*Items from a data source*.
○ ○ ○ ○ ○ ○ ○

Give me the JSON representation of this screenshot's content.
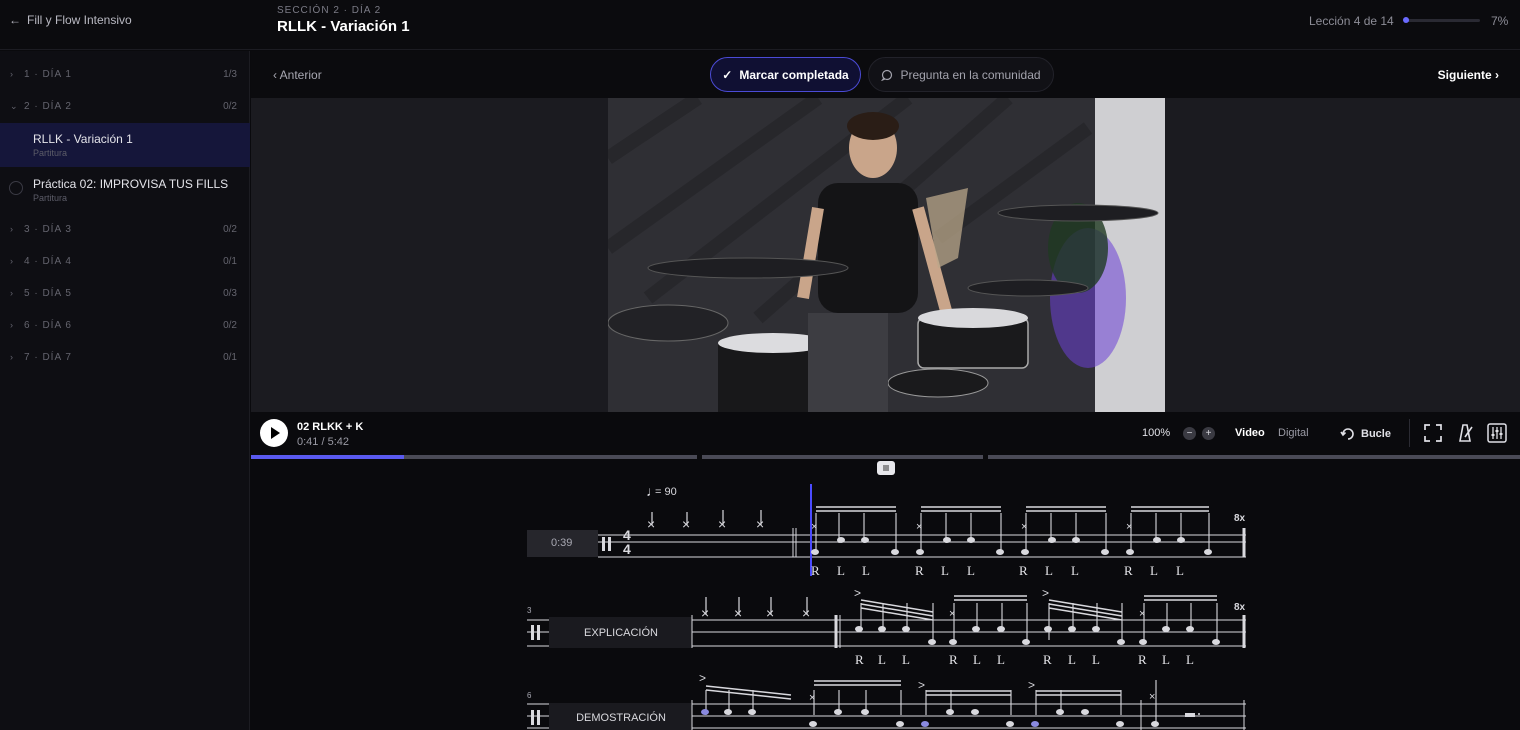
{
  "header": {
    "back_label": "Fill y Flow Intensivo",
    "section_label": "SECCIÓN 2 · DÍA 2",
    "lesson_title": "RLLK - Variación 1",
    "progress_text": "Lección 4 de 14",
    "progress_percent_label": "7%",
    "progress_fraction": 0.07
  },
  "sidebar": {
    "days": [
      {
        "chevron": "›",
        "label": "1 · DÍA 1",
        "count": "1/3"
      },
      {
        "chevron": "⌄",
        "label": "2 · DÍA 2",
        "count": "0/2"
      },
      {
        "chevron": "›",
        "label": "3 · DÍA 3",
        "count": "0/2"
      },
      {
        "chevron": "›",
        "label": "4 · DÍA 4",
        "count": "0/1"
      },
      {
        "chevron": "›",
        "label": "5 · DÍA 5",
        "count": "0/3"
      },
      {
        "chevron": "›",
        "label": "6 · DÍA 6",
        "count": "0/2"
      },
      {
        "chevron": "›",
        "label": "7 · DÍA 7",
        "count": "0/1"
      }
    ],
    "lessons": [
      {
        "title": "RLLK - Variación 1",
        "subtitle": "Partitura"
      },
      {
        "title": "Práctica 02: IMPROVISA TUS FILLS",
        "subtitle": "Partitura"
      }
    ]
  },
  "nav": {
    "prev_label": "‹ Anterior",
    "complete_label": "Marcar completada",
    "community_label": "Pregunta en la comunidad",
    "next_label": "Siguiente ›"
  },
  "player": {
    "track_name": "02 RLKK + K",
    "time": "0:41 / 5:42",
    "zoom": "100%",
    "minus": "−",
    "plus": "+",
    "mode_video": "Video",
    "mode_digital": "Digital",
    "loop_label": "Bucle",
    "played_fraction": 0.12
  },
  "sheet": {
    "tempo": "= 90",
    "time_marker": "0:39",
    "repeat1": "8x",
    "repeat2": "8x",
    "measure3": "3",
    "measure6": "6",
    "section_expl": "EXPLICACIÓN",
    "section_demo": "DEMOSTRACIÓN",
    "sticking": "R"
  },
  "colors": {
    "accent": "#5a5af0",
    "active_bg": "#15163a"
  }
}
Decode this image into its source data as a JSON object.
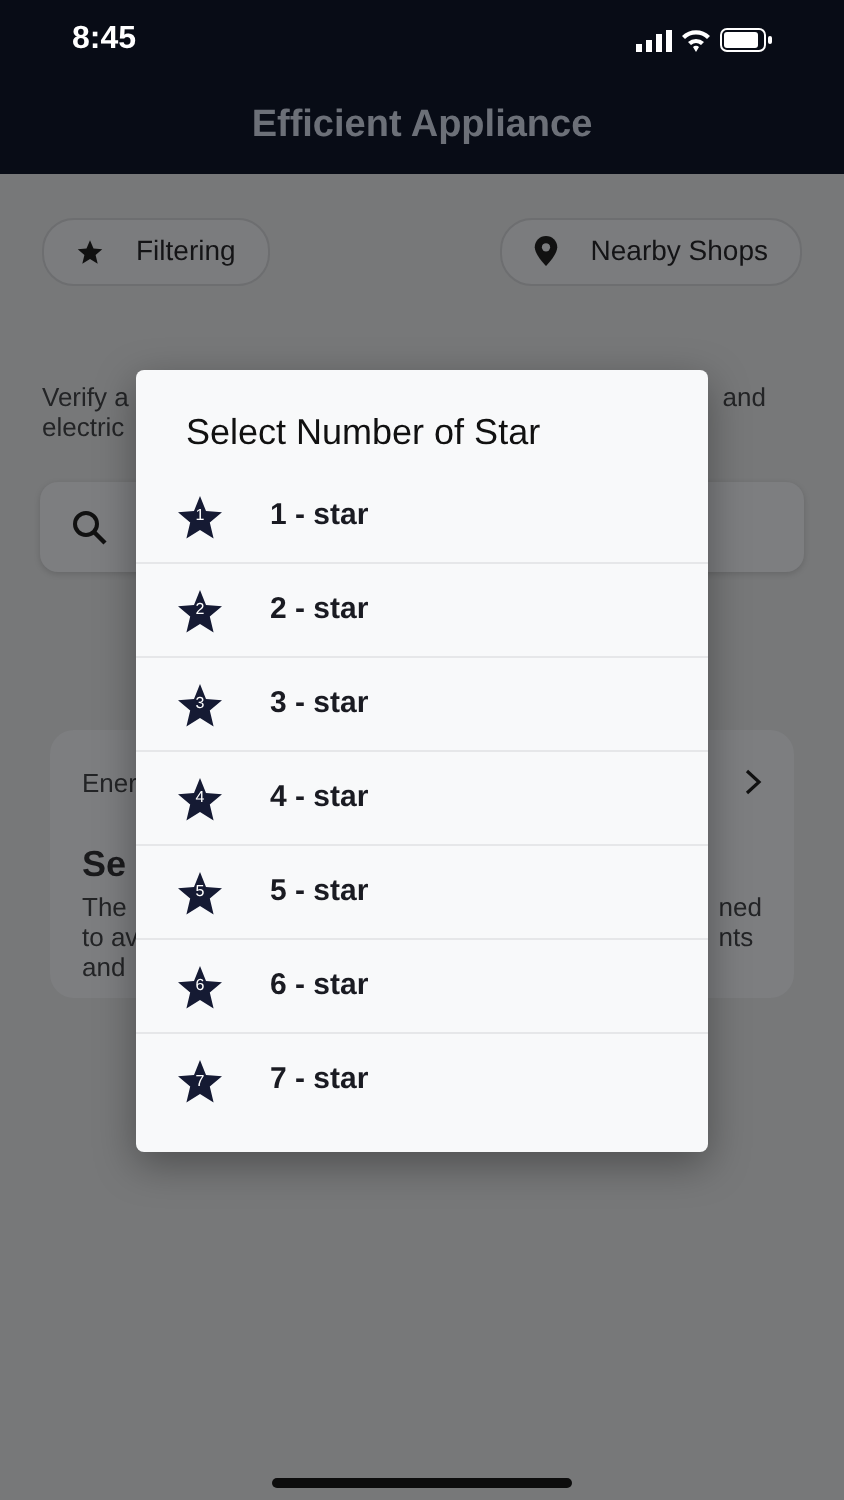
{
  "status_bar": {
    "time": "8:45"
  },
  "header": {
    "title": "Efficient Appliance"
  },
  "chips": [
    {
      "label": "Filtering",
      "kind": "star"
    },
    {
      "label": "Nearby Shops",
      "kind": "pin"
    }
  ],
  "intro": {
    "left_lines": [
      "Verify a",
      "electric"
    ],
    "right_lines": [
      "and"
    ]
  },
  "card": {
    "category": "Ener",
    "title": "Se",
    "left_lines": [
      "The",
      "to av",
      "and"
    ],
    "right_lines": [
      "ned",
      "nts"
    ]
  },
  "dialog": {
    "title": "Select Number of Star",
    "options": [
      {
        "number": "1",
        "label": "1 - star"
      },
      {
        "number": "2",
        "label": "2 - star"
      },
      {
        "number": "3",
        "label": "3 - star"
      },
      {
        "number": "4",
        "label": "4 - star"
      },
      {
        "number": "5",
        "label": "5 - star"
      },
      {
        "number": "6",
        "label": "6 - star"
      },
      {
        "number": "7",
        "label": "7 - star"
      }
    ]
  }
}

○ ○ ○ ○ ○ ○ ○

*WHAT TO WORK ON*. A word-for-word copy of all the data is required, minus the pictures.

*RESULT OF THE EXERCISE*.
Give me the JSON representation of this screenshot's content.
{
  "header": {
    "back_label": "Fill y Flow Intensivo",
    "section_label": "SECCIÓN 2 · DÍA 2",
    "lesson_title": "RLLK - Variación 1",
    "progress_text": "Lección 4 de 14",
    "progress_percent_label": "7%",
    "progress_fraction": 0.07
  },
  "sidebar": {
    "days": [
      {
        "chevron": "›",
        "label": "1 · DÍA 1",
        "count": "1/3"
      },
      {
        "chevron": "⌄",
        "label": "2 · DÍA 2",
        "count": "0/2"
      },
      {
        "chevron": "›",
        "label": "3 · DÍA 3",
        "count": "0/2"
      },
      {
        "chevron": "›",
        "label": "4 · DÍA 4",
        "count": "0/1"
      },
      {
        "chevron": "›",
        "label": "5 · DÍA 5",
        "count": "0/3"
      },
      {
        "chevron": "›",
        "label": "6 · DÍA 6",
        "count": "0/2"
      },
      {
        "chevron": "›",
        "label": "7 · DÍA 7",
        "count": "0/1"
      }
    ],
    "lessons": [
      {
        "title": "RLLK - Variación 1",
        "subtitle": "Partitura"
      },
      {
        "title": "Práctica 02: IMPROVISA TUS FILLS",
        "subtitle": "Partitura"
      }
    ]
  },
  "nav": {
    "prev_label": "‹ Anterior",
    "complete_label": "Marcar completada",
    "community_label": "Pregunta en la comunidad",
    "next_label": "Siguiente ›"
  },
  "player": {
    "track_name": "02 RLKK + K",
    "time": "0:41 / 5:42",
    "zoom": "100%",
    "minus": "−",
    "plus": "+",
    "mode_video": "Video",
    "mode_digital": "Digital",
    "loop_label": "Bucle",
    "played_fraction": 0.12
  },
  "sheet": {
    "tempo": "= 90",
    "time_marker": "0:39",
    "repeat1": "8x",
    "repeat2": "8x",
    "measure3": "3",
    "measure6": "6",
    "section_expl": "EXPLICACIÓN",
    "section_demo": "DEMOSTRACIÓN",
    "sticking": "R"
  },
  "colors": {
    "accent": "#5a5af0",
    "active_bg": "#15163a"
  }
}
Decode this image into its source data as a JSON object.
{
  "status_bar": {
    "time": "8:45"
  },
  "header": {
    "title": "Efficient Appliance"
  },
  "chips": [
    {
      "label": "Filtering",
      "kind": "star"
    },
    {
      "label": "Nearby Shops",
      "kind": "pin"
    }
  ],
  "intro": {
    "left_lines": [
      "Verify a",
      "electric"
    ],
    "right_lines": [
      "and"
    ]
  },
  "card": {
    "category": "Ener",
    "title": "Se",
    "left_lines": [
      "The",
      "to av",
      "and"
    ],
    "right_lines": [
      "ned",
      "nts"
    ]
  },
  "dialog": {
    "title": "Select Number of Star",
    "options": [
      {
        "number": "1",
        "label": "1 - star"
      },
      {
        "number": "2",
        "label": "2 - star"
      },
      {
        "number": "3",
        "label": "3 - star"
      },
      {
        "number": "4",
        "label": "4 - star"
      },
      {
        "number": "5",
        "label": "5 - star"
      },
      {
        "number": "6",
        "label": "6 - star"
      },
      {
        "number": "7",
        "label": "7 - star"
      }
    ]
  }
}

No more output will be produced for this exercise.